I began coaching my 4 year old son’s T-ball team in February and ended up with much more than I bargained for.  To say it’s been a circus is putting it mildly.  I have a new found appreciation for teachers and coaches everywhere.  I expected many of the kids to not know how to hit, throw or catch.  However, I was not prepared to manage thirteen 4 year olds who are totally nuts.  In the beginning my goal was for the kids to have fun and learn about the game of baseball.  This quickly changed to making sure they didn’t wound each other and I didn’t lose any of them.  Before we started  I couldn’t figure out why they needed helmets since they were going to hit off a tee.  After a couple of bats to the mouth while sword fighting and errant throws to the head, it became quite clear.  It’s amazing how exhausting a one hour practice and game can be.  Thankfully, the parents and kids seem to be enjoying themselves.  Everyone says how cute it all is.  We’ve witnessed a kid run to third base instead of first after a hit, another batter chased after the ball after he hit it up the middle and they usually all pile on each other in the field on defense after every grounder.  All very funny, but I leave with a horse voice, a headache and am wiped out for the rest of the day.  Maybe I’m just not cut out for this…

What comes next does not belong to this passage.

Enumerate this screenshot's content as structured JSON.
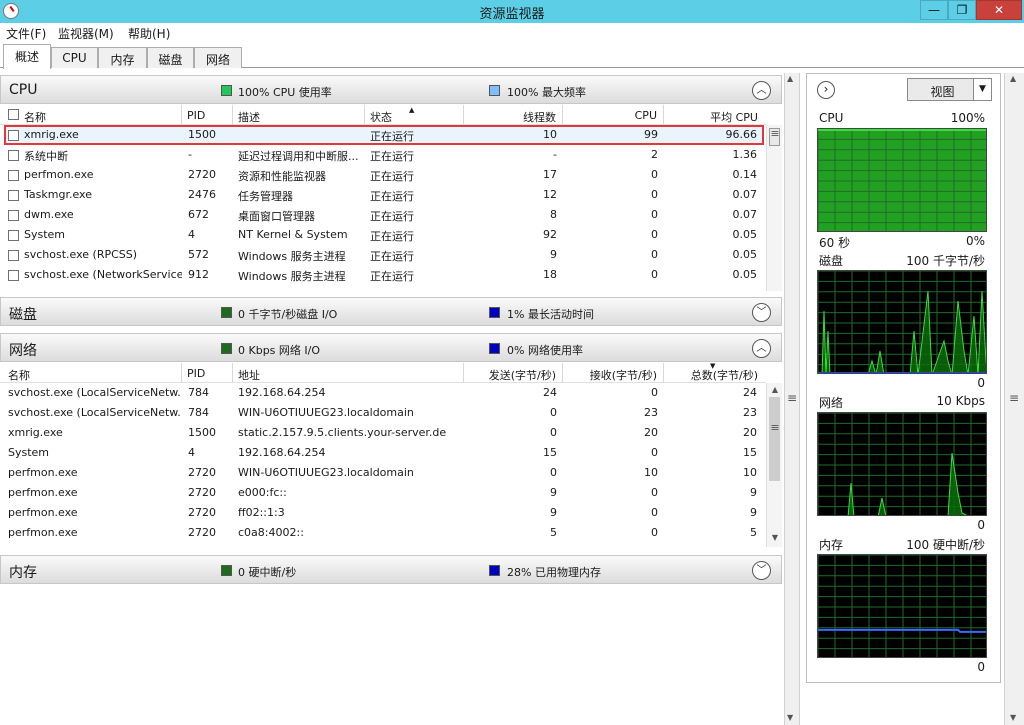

Being involved with Little League for the first time did open my eyes to the power of youth sports.  The access to families and the ability to impact the community makes this very attractive for the right sponsors.  The leagues are all in need of financial support so sponsor dollars go a long way to help and are very much appreciated.  Over 20 million kids participate in organized youth sports throughout the country, which is a sizable audience when you factor in the families.  It is very much a grass roots opportunity, which by nature makes it difficult to navigate and activate against on a large scale.  However, most professional teams and universities have strong relationships in their respective markets with the local youth sports leagues and may serve as a conduit on the sponsor’s behalf.  There are usually numerous programs in place a sponsor can piggy back on such as clinics, group ticket offers, camps and field/court refurbishments.

As a sponsor you can always work directly with each youth sports organization, but if you do have an existing partnership with a local property it could be an excellent vehicle to participate.  This may also serve as an effective way to help localize a national sponsorship.  I’ve seen this firsthand with Chevrolet who does a great job of utilizing their local Arizona Dbacks and LA Galaxy team deals to support their national youth baseball and soccer initiatives.  Pizza, post game snacks, lawn care, sporting goods, sunscreen, auto, banks, home improvement and any other company targeting families will be well received.  My career as a manager may be short lived, but this experience has left a lasting impression in more ways than one.